Problem description:
All of the data needs to be printed again, exactly as written.

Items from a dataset
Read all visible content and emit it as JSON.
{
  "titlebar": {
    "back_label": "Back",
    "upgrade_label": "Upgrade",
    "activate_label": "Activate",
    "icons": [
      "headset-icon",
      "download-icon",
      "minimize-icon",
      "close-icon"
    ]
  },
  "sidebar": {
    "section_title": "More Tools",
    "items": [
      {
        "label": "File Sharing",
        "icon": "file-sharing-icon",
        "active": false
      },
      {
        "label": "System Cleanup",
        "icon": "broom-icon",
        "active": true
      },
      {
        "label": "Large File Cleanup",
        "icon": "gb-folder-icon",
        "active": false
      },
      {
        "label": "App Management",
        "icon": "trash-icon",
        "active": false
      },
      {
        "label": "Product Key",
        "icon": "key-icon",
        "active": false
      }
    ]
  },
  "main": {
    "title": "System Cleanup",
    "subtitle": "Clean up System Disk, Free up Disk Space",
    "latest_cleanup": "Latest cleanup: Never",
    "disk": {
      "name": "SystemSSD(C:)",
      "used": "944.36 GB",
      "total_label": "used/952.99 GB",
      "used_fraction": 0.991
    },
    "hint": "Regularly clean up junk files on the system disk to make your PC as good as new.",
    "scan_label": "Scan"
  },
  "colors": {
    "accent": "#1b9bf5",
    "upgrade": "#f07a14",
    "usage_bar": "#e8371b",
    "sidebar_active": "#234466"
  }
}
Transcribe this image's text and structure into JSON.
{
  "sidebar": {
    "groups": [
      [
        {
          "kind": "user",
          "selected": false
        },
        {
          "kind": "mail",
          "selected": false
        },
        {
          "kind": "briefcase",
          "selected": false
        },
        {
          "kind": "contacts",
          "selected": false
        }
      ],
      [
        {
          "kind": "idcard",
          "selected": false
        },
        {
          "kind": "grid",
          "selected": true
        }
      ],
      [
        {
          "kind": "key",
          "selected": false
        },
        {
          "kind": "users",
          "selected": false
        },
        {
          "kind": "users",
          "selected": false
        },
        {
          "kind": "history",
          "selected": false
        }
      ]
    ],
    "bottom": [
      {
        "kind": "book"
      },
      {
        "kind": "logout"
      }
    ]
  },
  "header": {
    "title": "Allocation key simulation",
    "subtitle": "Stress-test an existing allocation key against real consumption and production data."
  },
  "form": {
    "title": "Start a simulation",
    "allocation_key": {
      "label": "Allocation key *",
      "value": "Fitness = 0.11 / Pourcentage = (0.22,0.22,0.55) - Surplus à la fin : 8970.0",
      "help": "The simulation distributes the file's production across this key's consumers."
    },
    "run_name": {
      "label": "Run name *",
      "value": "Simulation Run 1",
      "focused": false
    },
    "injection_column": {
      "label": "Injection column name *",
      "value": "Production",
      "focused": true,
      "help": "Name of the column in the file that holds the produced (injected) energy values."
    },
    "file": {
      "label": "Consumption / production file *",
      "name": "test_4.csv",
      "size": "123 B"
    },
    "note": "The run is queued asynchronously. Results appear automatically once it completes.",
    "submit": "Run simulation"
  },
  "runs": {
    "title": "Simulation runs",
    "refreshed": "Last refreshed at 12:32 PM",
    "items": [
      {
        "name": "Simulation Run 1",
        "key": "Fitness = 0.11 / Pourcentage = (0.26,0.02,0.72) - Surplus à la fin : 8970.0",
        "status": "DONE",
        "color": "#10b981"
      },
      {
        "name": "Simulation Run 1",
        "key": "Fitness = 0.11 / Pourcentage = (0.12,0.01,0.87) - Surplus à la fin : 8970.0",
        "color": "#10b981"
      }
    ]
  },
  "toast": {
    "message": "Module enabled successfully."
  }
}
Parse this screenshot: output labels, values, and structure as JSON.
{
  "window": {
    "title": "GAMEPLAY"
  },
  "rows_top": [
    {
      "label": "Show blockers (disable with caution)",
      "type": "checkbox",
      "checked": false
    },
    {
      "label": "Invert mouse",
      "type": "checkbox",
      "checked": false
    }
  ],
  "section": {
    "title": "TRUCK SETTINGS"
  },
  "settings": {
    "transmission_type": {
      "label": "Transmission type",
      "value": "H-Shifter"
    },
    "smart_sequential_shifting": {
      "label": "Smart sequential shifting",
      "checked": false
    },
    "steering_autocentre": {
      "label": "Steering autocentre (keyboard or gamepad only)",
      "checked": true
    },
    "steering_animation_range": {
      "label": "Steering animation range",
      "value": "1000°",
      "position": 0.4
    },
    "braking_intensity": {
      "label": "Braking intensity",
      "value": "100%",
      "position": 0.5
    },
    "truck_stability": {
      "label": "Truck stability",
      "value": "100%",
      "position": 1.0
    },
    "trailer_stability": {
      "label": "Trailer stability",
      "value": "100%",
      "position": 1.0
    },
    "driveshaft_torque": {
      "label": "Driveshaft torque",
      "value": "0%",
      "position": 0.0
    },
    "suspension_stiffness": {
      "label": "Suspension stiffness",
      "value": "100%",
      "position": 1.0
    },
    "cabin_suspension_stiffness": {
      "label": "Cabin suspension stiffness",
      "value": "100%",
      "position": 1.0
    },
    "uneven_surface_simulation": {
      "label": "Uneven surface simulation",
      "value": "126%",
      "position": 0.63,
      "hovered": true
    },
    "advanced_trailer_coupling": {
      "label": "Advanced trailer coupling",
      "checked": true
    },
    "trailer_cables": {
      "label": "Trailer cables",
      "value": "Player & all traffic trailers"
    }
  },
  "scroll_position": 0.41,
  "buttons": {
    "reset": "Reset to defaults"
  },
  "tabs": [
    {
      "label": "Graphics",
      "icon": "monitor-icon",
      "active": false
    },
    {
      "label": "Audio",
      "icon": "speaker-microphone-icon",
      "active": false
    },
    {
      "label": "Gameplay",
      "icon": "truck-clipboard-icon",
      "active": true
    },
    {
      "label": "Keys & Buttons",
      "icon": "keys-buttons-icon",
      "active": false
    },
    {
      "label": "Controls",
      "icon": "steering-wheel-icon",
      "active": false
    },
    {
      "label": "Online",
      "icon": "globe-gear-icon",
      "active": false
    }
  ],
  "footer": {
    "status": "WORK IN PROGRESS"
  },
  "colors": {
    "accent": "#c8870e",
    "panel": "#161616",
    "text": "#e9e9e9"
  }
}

Solution below:
Read all visible content and emit it as JSON.
{
  "titlebar": {
    "back_label": "Back",
    "upgrade_label": "Upgrade",
    "activate_label": "Activate",
    "icons": [
      "headset-icon",
      "download-icon",
      "minimize-icon",
      "close-icon"
    ]
  },
  "sidebar": {
    "section_title": "More Tools",
    "items": [
      {
        "label": "File Sharing",
        "icon": "file-sharing-icon",
        "active": false
      },
      {
        "label": "System Cleanup",
        "icon": "broom-icon",
        "active": true
      },
      {
        "label": "Large File Cleanup",
        "icon": "gb-folder-icon",
        "active": false
      },
      {
        "label": "App Management",
        "icon": "trash-icon",
        "active": false
      },
      {
        "label": "Product Key",
        "icon": "key-icon",
        "active": false
      }
    ]
  },
  "main": {
    "title": "System Cleanup",
    "subtitle": "Clean up System Disk, Free up Disk Space",
    "latest_cleanup": "Latest cleanup: Never",
    "disk": {
      "name": "SystemSSD(C:)",
      "used": "944.36 GB",
      "total_label": "used/952.99 GB",
      "used_fraction": 0.991
    },
    "hint": "Regularly clean up junk files on the system disk to make your PC as good as new.",
    "scan_label": "Scan"
  },
  "colors": {
    "accent": "#1b9bf5",
    "upgrade": "#f07a14",
    "usage_bar": "#e8371b",
    "sidebar_active": "#234466"
  }
}
Transcribe this image's text and structure into JSON.
{
  "sidebar": {
    "groups": [
      [
        {
          "kind": "user",
          "selected": false
        },
        {
          "kind": "mail",
          "selected": false
        },
        {
          "kind": "briefcase",
          "selected": false
        },
        {
          "kind": "contacts",
          "selected": false
        }
      ],
      [
        {
          "kind": "idcard",
          "selected": false
        },
        {
          "kind": "grid",
          "selected": true
        }
      ],
      [
        {
          "kind": "key",
          "selected": false
        },
        {
          "kind": "users",
          "selected": false
        },
        {
          "kind": "users",
          "selected": false
        },
        {
          "kind": "history",
          "selected": false
        }
      ]
    ],
    "bottom": [
      {
        "kind": "book"
      },
      {
        "kind": "logout"
      }
    ]
  },
  "header": {
    "title": "Allocation key simulation",
    "subtitle": "Stress-test an existing allocation key against real consumption and production data."
  },
  "form": {
    "title": "Start a simulation",
    "allocation_key": {
      "label": "Allocation key *",
      "value": "Fitness = 0.11 / Pourcentage = (0.22,0.22,0.55) - Surplus à la fin : 8970.0",
      "help": "The simulation distributes the file's production across this key's consumers."
    },
    "run_name": {
      "label": "Run name *",
      "value": "Simulation Run 1",
      "focused": false
    },
    "injection_column": {
      "label": "Injection column name *",
      "value": "Production",
      "focused": true,
      "help": "Name of the column in the file that holds the produced (injected) energy values."
    },
    "file": {
      "label": "Consumption / production file *",
      "name": "test_4.csv",
      "size": "123 B"
    },
    "note": "The run is queued asynchronously. Results appear automatically once it completes.",
    "submit": "Run simulation"
  },
  "runs": {
    "title": "Simulation runs",
    "refreshed": "Last refreshed at 12:32 PM",
    "items": [
      {
        "name": "Simulation Run 1",
        "key": "Fitness = 0.11 / Pourcentage = (0.26,0.02,0.72) - Surplus à la fin : 8970.0",
        "status": "DONE",
        "color": "#10b981"
      },
      {
        "name": "Simulation Run 1",
        "key": "Fitness = 0.11 / Pourcentage = (0.12,0.01,0.87) - Surplus à la fin : 8970.0",
        "color": "#10b981"
      }
    ]
  },
  "toast": {
    "message": "Module enabled successfully."
  }
}
Parse this screenshot: output labels, values, and structure as JSON.
{
  "window": {
    "title": "GAMEPLAY"
  },
  "rows_top": [
    {
      "label": "Show blockers (disable with caution)",
      "type": "checkbox",
      "checked": false
    },
    {
      "label": "Invert mouse",
      "type": "checkbox",
      "checked": false
    }
  ],
  "section": {
    "title": "TRUCK SETTINGS"
  },
  "settings": {
    "transmission_type": {
      "label": "Transmission type",
      "value": "H-Shifter"
    },
    "smart_sequential_shifting": {
      "label": "Smart sequential shifting",
      "checked": false
    },
    "steering_autocentre": {
      "label": "Steering autocentre (keyboard or gamepad only)",
      "checked": true
    },
    "steering_animation_range": {
      "label": "Steering animation range",
      "value": "1000°",
      "position": 0.4
    },
    "braking_intensity": {
      "label": "Braking intensity",
      "value": "100%",
      "position": 0.5
    },
    "truck_stability": {
      "label": "Truck stability",
      "value": "100%",
      "position": 1.0
    },
    "trailer_stability": {
      "label": "Trailer stability",
      "value": "100%",
      "position": 1.0
    },
    "driveshaft_torque": {
      "label": "Driveshaft torque",
      "value": "0%",
      "position": 0.0
    },
    "suspension_stiffness": {
      "label": "Suspension stiffness",
      "value": "100%",
      "position": 1.0
    },
    "cabin_suspension_stiffness": {
      "label": "Cabin suspension stiffness",
      "value": "100%",
      "position": 1.0
    },
    "uneven_surface_simulation": {
      "label": "Uneven surface simulation",
      "value": "126%",
      "position": 0.63,
      "hovered": true
    },
    "advanced_trailer_coupling": {
      "label": "Advanced trailer coupling",
      "checked": true
    },
    "trailer_cables": {
      "label": "Trailer cables",
      "value": "Player & all traffic trailers"
    }
  },
  "scroll_position": 0.41,
  "buttons": {
    "reset": "Reset to defaults"
  },
  "tabs": [
    {
      "label": "Graphics",
      "icon": "monitor-icon",
      "active": false
    },
    {
      "label": "Audio",
      "icon": "speaker-microphone-icon",
      "active": false
    },
    {
      "label": "Gameplay",
      "icon": "truck-clipboard-icon",
      "active": true
    },
    {
      "label": "Keys & Buttons",
      "icon": "keys-buttons-icon",
      "active": false
    },
    {
      "label": "Controls",
      "icon": "steering-wheel-icon",
      "active": false
    },
    {
      "label": "Online",
      "icon": "globe-gear-icon",
      "active": false
    }
  ],
  "footer": {
    "status": "WORK IN PROGRESS"
  },
  "colors": {
    "accent": "#c8870e",
    "panel": "#161616",
    "text": "#e9e9e9"
  }
}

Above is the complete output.